Sulaiman Al Fahim took his seat in the directors' box here for the first time yesterday, but the mood at Portsmouth is still one of unease – both on and off the pitch. Fulham's win was their first on the opening day since 2003, but it had at least as much to do with Portsmouth's shortcomings as it did with any great achievement on their part.
As Portsmouth's prospective owner sat in the directors' box, happily clapping along to an isolated chant of "Sulaiman's blue and white army", the image was reminiscent of Nero fiddling as Rome burned. He is right, of course, to point out that the takeover of a football club is a complicated process, and Mike Ashley's reign at Newcastle is evidence of the dangers, for both sides, of rushing into a deal. But it is three months now since the putative takeover from Sacha Gaydamak was announced, and still nobody seems quite sure if or when it will go through.

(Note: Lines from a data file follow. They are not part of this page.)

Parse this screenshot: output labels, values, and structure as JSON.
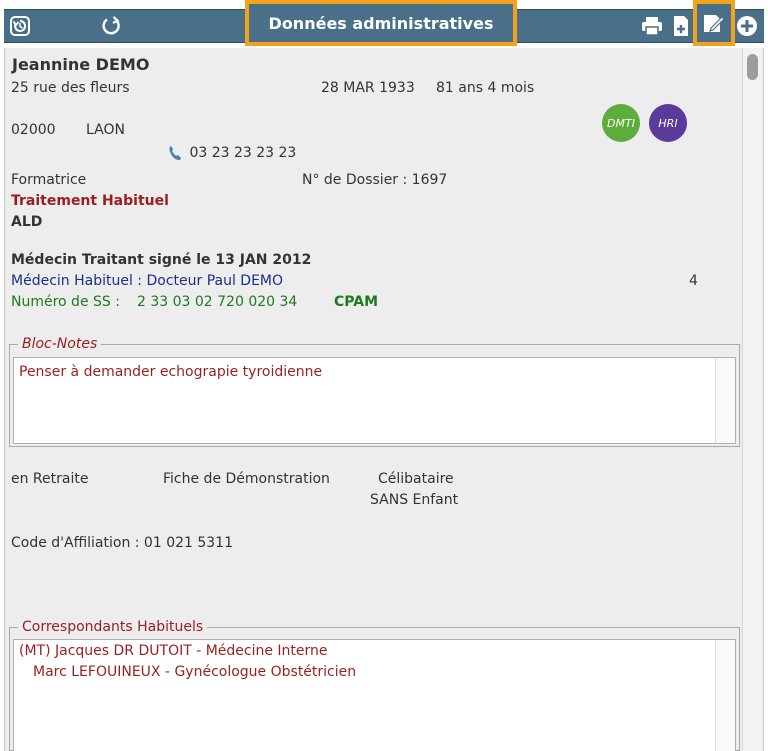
{
  "toolbar": {
    "title": "Données administratives",
    "left_icons": [
      "history-back-icon",
      "refresh-icon"
    ],
    "right_icons": [
      "print-icon",
      "add-document-icon",
      "edit-icon",
      "add-circle-icon"
    ],
    "highlight_color": "#f4a21c",
    "bar_color": "#4a7089"
  },
  "patient": {
    "name": "Jeannine DEMO",
    "address": "25 rue des fleurs",
    "birth_date": "28 MAR 1933",
    "age": "81 ans 4 mois",
    "postal_code": "02000",
    "city": "LAON",
    "phone": "03 23 23 23 23",
    "profession": "Formatrice",
    "dossier": "N° de Dossier : 1697",
    "treatment": "Traitement Habituel",
    "ald": "ALD",
    "badges": [
      "DMTI",
      "HRI"
    ]
  },
  "doctor": {
    "signed": "Médecin Traitant signé le 13 JAN 2012",
    "habitual": "Médecin Habituel : Docteur Paul DEMO",
    "count": "4",
    "ss_label": "Numéro de SS :",
    "ss_number": "2 33 03 02 720 020 34",
    "cpam": "CPAM"
  },
  "bloc_notes": {
    "legend": "Bloc-Notes",
    "text": "Penser à demander echograpie tyroidienne"
  },
  "situation": {
    "status": "en Retraite",
    "fiche": "Fiche de Démonstration",
    "marital": "Célibataire",
    "children": "SANS Enfant",
    "affiliation": "Code d'Affiliation : 01  021  5311"
  },
  "correspondants": {
    "legend": "Correspondants Habituels",
    "lines": [
      "(MT) Jacques DR DUTOIT - Médecine Interne",
      "Marc LEFOUINEUX - Gynécologue Obstétricien"
    ]
  }
}
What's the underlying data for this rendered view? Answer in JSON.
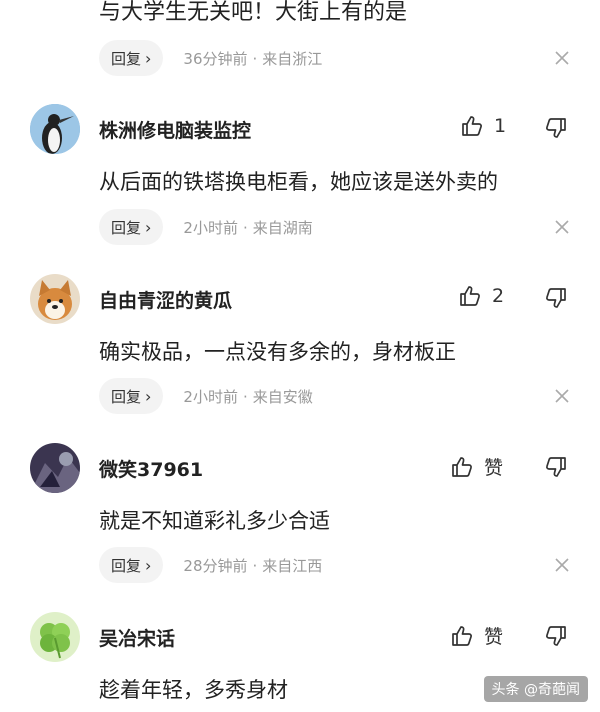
{
  "top_comment": {
    "text": "与大学生无关吧！大街上有的是",
    "reply_label": "回复",
    "time": "36分钟前",
    "location": "来自浙江"
  },
  "comments": [
    {
      "username": "株洲修电脑装监控",
      "like_count": "1",
      "text": "从后面的铁塔换电柜看，她应该是送外卖的",
      "reply_label": "回复",
      "time": "2小时前",
      "location": "来自湖南"
    },
    {
      "username": "自由青涩的黄瓜",
      "like_count": "2",
      "text": "确实极品，一点没有多余的，身材板正",
      "reply_label": "回复",
      "time": "2小时前",
      "location": "来自安徽"
    },
    {
      "username": "微笑37961",
      "like_count": "赞",
      "text": "就是不知道彩礼多少合适",
      "reply_label": "回复",
      "time": "28分钟前",
      "location": "来自江西"
    },
    {
      "username": "吴冶宋话",
      "like_count": "赞",
      "text": "趁着年轻，多秀身材"
    }
  ],
  "watermark": "头条 @奇葩闻",
  "separator": "·",
  "icons": {
    "like": "thumbs-up-icon",
    "dislike": "thumbs-down-icon",
    "close": "close-icon",
    "chevron": "chevron-right-icon"
  }
}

Due diligence has been completed and Al Fahim has passed the fit and proper person test (not that it is ever much of a barrier), but a deal has yet to be finalised. The sticking points seem to be the new man's reluctance to repay Portsmouth's debt within the time-frame agreed with the banks, and Gaydamak's desire to recoup the £23million he claims to have in the club.
All that may be understandable, but every day the talks go on, a little more life drains out of the club. Almost £80m of talent has left since the start of last summer, while only four players have arrived, none for a fee. Yesterday's attendance was the lowest for a league game at Fratton Park in two years: perhaps that is evidence of the recession biting, but it could equally be evidence of disillusionment.

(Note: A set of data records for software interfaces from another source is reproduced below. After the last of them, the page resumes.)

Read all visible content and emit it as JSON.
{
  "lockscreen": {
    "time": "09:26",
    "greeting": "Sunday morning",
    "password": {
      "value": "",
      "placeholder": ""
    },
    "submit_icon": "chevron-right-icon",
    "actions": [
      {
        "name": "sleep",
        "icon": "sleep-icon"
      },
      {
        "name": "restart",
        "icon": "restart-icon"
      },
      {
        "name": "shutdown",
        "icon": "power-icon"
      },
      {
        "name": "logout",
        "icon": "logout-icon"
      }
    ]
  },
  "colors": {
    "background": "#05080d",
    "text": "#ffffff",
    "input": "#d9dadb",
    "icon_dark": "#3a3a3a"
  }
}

"It's going to be tough," said the Portsmouth manager, Paul Hart. "[We] have to adjust our sights somewhat. Over the last few years because of an influx of money we've punched miles above our weight. What's been achieved is magnificent, but it's just not the same. As we sit here today there's no money to spend. That's where we go from, but [it] could improve. The situation needs to be sorted."
The centre-forward Frédéric Piquionne, on loan from Lyon, showed glimmers of promise, but for the most part he was feeding on crumbs. Niko Kranjcar never hid, but nothing quite came off. John Utaka, even when playing well, has a tendency to run quite quickly in straight lines: yesterday he didn't even do that.
There were problems at the back too, where Portsmouth were oddly diffident. That presented Bobby Zamora with a couple of chances and after Marc Wilson had made a dreadful hash of a Zamora cross, there was a golden opportunity for Andy Johnson, who perhaps was startled to be given so much space and pushed his shot wide with just David James to beat. There was at least energy and commitment to Portsmouth, and the goal that undid them was born of misfortune, as Clint Dempsey's speculative drive clipped Zamora's lower back and deflected past James.
"The way [Zamora] and AJ worked both offensively and defensively they probably deserved some luck," said the Fulham manager, Roy Hodgson. "Quite a few clubs wanted [Zamora]. At the time we were competing for the signing of Peter Crouch. I've never been anxious to lose him, but I did understand that signing Crouch would have pushed him back a step."
Hodgson hopes to strengthen his squad tomorrow with the signing of Damien Duff from Newcastle. A fee, believed to be around £4m, has been agreed and the Irish winger had a medical yesterday. But personal terms are yet to be finalised.Reuse content